Hi. I am Dr. Anne Peters, Director of the Clinical Diabetes Programs at the University of Southern California. I am here today to discuss 2 Alzheimer-related articles that my patients have read recently in the newspapers. The first is news that patients with diabetes are at double the risk of developing Alzheimer disease. This report was based on a study conducted in Japan with 1000 individuals who were followed over time, and those with diabetes had close to twice the risk of developing Alzheimer disease compared with those who didn't have diabetes. This is obviously very disturbing to patients in part because, obviously, nobody wants to get Alzheimer disease but also because there isn't all that much we can tell them to do about it.
The study wasn't a treatment study; it was an observational study, so we are not able to show that improving diabetes control is going to make a difference in terms of the risk of developing Alzheimer disease. The risk for Alzheimer disease is likely multifactorial in these patients with diabetes. It may involve their increased risk for cardiovascular disease, increased glucose levels, the presence of insulin resistance, the finding of amyloid plaques in the brain as well as in the pancreas, or a genetic predisposition. This risk is actually present in individuals with prediabetes as well as those with diabetes. When I talk about this with patients, I say "yes, there may be an increased risk," but I also talk about the overall benefit of improving all the factors that we know how to improve -- lowering the risk for vascular disease, improving lipids, blood pressure and glucose control, and the role of lifestyle -- diet, exercise, and lowering the risk for all sorts of complications of diabetes. Although I can't take this one away from patients, at least I can discuss what I believe is helpful diabetes care and talk about the potential for research to uncover the link and hopefully, help reduce it in the future.
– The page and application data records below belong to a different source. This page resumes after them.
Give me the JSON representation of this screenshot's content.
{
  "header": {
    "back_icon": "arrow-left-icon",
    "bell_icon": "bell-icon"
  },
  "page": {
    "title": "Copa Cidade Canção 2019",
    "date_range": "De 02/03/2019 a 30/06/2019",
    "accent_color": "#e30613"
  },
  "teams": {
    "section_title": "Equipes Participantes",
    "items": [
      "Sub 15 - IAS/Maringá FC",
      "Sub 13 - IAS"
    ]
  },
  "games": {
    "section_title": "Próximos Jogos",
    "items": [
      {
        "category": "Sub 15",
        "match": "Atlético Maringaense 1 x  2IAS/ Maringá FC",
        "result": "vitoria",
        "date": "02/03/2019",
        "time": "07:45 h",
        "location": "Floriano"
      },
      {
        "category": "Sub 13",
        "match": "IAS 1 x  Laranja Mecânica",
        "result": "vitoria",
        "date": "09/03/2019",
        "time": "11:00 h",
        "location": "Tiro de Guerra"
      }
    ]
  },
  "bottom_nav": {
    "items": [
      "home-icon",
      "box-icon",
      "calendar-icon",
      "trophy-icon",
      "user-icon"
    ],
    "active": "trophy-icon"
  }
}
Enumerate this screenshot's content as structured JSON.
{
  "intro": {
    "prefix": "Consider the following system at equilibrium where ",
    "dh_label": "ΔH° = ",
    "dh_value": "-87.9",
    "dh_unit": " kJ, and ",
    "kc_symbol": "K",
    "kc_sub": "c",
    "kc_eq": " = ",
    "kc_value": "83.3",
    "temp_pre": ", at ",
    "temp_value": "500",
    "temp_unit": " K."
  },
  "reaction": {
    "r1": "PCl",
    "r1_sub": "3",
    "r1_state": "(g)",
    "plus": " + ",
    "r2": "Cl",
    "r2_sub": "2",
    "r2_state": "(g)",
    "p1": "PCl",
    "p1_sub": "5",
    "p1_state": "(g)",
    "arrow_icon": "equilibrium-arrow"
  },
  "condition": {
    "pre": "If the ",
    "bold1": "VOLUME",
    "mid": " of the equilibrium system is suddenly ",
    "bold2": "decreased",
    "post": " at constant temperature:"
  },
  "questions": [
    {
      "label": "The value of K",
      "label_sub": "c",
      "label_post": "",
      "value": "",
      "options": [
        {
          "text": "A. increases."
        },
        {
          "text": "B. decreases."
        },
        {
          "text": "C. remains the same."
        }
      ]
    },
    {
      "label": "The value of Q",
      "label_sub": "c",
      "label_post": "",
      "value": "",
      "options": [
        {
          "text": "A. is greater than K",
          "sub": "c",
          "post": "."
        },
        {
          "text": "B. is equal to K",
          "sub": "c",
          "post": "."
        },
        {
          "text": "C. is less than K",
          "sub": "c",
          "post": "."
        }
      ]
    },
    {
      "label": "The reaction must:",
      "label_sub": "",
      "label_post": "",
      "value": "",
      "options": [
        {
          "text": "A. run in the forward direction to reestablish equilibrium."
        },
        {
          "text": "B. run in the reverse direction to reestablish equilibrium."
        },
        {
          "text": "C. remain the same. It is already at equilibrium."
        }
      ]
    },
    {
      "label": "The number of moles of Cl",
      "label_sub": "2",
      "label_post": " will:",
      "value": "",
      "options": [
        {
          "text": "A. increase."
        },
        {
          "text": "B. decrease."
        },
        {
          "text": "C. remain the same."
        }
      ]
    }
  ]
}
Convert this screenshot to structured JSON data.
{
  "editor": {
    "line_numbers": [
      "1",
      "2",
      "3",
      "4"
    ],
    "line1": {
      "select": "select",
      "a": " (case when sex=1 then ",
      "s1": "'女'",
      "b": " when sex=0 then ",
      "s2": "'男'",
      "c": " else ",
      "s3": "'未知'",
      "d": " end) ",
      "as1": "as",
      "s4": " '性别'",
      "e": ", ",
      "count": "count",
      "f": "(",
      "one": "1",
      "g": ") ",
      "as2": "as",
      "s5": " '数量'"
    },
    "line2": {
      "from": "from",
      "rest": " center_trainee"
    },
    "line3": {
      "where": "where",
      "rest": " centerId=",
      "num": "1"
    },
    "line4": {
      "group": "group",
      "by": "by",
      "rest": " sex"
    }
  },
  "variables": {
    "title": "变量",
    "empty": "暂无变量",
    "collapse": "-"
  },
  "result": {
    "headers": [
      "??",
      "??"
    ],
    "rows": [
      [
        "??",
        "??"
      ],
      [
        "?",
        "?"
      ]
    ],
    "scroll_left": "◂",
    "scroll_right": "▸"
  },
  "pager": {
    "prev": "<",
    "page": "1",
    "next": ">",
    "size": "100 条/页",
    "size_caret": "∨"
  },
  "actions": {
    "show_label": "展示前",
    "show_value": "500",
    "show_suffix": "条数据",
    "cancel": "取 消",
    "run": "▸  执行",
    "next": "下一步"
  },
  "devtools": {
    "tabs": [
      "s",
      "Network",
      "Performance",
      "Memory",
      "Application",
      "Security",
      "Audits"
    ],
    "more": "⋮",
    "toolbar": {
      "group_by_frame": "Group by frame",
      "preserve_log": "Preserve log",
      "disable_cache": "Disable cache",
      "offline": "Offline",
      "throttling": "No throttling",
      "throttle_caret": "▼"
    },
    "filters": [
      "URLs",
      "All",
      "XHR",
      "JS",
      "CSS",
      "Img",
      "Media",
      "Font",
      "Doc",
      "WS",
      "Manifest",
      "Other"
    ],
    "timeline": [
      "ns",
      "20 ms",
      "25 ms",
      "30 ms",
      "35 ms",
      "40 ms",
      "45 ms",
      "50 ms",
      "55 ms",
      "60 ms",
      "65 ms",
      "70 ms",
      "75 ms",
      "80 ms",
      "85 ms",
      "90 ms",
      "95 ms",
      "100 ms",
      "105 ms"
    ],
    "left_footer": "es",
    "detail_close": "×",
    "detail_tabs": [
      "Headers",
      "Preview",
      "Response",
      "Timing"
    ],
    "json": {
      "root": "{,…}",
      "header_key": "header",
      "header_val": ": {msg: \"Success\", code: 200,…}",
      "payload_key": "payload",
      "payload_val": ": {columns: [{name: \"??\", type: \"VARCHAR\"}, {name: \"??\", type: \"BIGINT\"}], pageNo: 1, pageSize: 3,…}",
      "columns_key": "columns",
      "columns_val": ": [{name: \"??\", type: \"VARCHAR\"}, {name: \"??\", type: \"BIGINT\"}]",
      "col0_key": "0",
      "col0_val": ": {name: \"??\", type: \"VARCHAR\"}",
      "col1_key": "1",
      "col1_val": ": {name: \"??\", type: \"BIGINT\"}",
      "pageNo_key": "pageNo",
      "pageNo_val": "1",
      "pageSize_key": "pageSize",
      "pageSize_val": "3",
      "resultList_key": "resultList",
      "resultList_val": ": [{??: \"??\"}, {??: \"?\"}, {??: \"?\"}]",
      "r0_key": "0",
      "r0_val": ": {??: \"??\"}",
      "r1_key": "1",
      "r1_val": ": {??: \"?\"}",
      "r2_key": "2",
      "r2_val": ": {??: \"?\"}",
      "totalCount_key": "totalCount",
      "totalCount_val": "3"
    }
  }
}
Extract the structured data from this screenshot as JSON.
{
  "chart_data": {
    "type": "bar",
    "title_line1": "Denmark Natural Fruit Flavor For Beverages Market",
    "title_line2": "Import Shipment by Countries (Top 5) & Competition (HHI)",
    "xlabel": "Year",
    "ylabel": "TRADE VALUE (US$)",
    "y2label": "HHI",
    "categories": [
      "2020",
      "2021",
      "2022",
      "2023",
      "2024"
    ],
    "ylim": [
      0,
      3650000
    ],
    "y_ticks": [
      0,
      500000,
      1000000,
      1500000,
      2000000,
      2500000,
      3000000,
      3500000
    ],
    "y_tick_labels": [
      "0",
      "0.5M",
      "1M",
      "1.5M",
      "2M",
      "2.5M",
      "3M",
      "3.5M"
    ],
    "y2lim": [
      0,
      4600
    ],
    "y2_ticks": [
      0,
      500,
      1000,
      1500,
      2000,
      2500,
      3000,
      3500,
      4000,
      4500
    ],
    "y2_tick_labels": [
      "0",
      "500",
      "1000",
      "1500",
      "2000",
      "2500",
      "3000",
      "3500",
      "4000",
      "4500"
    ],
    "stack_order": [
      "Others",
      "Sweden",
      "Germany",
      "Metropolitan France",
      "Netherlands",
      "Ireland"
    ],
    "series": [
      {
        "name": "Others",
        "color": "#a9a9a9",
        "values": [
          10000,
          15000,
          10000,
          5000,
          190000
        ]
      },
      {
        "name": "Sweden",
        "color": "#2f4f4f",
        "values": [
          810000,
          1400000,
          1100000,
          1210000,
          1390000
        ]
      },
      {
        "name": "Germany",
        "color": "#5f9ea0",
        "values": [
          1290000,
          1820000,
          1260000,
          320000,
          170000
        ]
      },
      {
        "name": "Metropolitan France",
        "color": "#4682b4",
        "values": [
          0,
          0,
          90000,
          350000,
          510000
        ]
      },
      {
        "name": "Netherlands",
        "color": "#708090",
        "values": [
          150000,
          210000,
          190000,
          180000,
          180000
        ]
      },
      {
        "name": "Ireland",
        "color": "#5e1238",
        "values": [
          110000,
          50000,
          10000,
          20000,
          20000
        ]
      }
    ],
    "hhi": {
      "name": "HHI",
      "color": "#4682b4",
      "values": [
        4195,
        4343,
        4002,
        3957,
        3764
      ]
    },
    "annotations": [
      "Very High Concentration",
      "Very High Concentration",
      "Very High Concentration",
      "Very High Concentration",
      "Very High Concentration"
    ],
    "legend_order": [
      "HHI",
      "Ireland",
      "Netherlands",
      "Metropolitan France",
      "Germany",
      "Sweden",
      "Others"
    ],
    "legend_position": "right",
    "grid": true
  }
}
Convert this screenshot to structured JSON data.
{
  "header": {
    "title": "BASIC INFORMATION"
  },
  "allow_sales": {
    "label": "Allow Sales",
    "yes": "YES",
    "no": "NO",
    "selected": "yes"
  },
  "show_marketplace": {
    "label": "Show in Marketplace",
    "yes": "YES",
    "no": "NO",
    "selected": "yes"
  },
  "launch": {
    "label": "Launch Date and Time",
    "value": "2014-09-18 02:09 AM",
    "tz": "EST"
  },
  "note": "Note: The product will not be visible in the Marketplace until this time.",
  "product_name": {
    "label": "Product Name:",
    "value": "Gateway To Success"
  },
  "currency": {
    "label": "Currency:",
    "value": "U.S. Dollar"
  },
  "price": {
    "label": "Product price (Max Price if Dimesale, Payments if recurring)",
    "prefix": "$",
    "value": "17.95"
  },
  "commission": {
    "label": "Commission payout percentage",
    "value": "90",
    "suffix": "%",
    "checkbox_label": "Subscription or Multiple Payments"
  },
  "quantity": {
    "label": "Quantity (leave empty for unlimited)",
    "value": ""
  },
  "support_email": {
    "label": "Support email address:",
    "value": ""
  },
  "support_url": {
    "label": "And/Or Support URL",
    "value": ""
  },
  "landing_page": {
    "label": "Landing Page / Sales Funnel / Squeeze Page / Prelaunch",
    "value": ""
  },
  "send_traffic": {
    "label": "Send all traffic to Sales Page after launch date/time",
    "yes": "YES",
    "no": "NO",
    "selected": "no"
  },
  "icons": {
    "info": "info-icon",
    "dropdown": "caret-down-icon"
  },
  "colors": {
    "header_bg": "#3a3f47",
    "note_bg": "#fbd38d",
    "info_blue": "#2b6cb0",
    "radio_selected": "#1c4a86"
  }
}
The second article was about giving individuals with mild Alzheimer disease (but who do not have diabetes) inhaled insulin to lower their risk for progression to more severe disease. This isn't inhaled insulin similar to what we had in the past. This is a nasal inhaler, a very specific kind of inhaler, and it is not on the market, by the way, so your patients can't get it. It pushes the insulin, spraying it high in the nose, achieving higher insulin levels close to or into the brain. This appeared to help slow the progression of mild Alzheimer disease. Only 100 patients were studied, and these patients did not have diabetes. The dose of insulin used did not affect their peripheral blood glucose levels but did seem to have a positive benefit. This was, however, a very small study and I hope it is going to be validated in much larger studies to come. I discuss this with patients. I talk about how interesting it is as a theory but also that this isn't going to affect them in terms of insulin use by someone with diabetes, even if we have ways to give inhaled insulin in the future.
These are concerns that my patients have been discussing with me, so I thought it would be useful to talk about them. I would like to stress, again, the importance of both preventing diabetes and treating diabetes in a multifactorial way. These are very vulnerable individuals who can get all sorts of complications, and hopefully over time we will better figure out how to reduce that risk. This is Dr. Anne Peters for Medscape.
Medscape Diabetes © 2011
Cite this: Anne L. Peters. Alzheimer Risk in Diabetes: What to Tell Patients? - Medscape - Oct 19, 2011.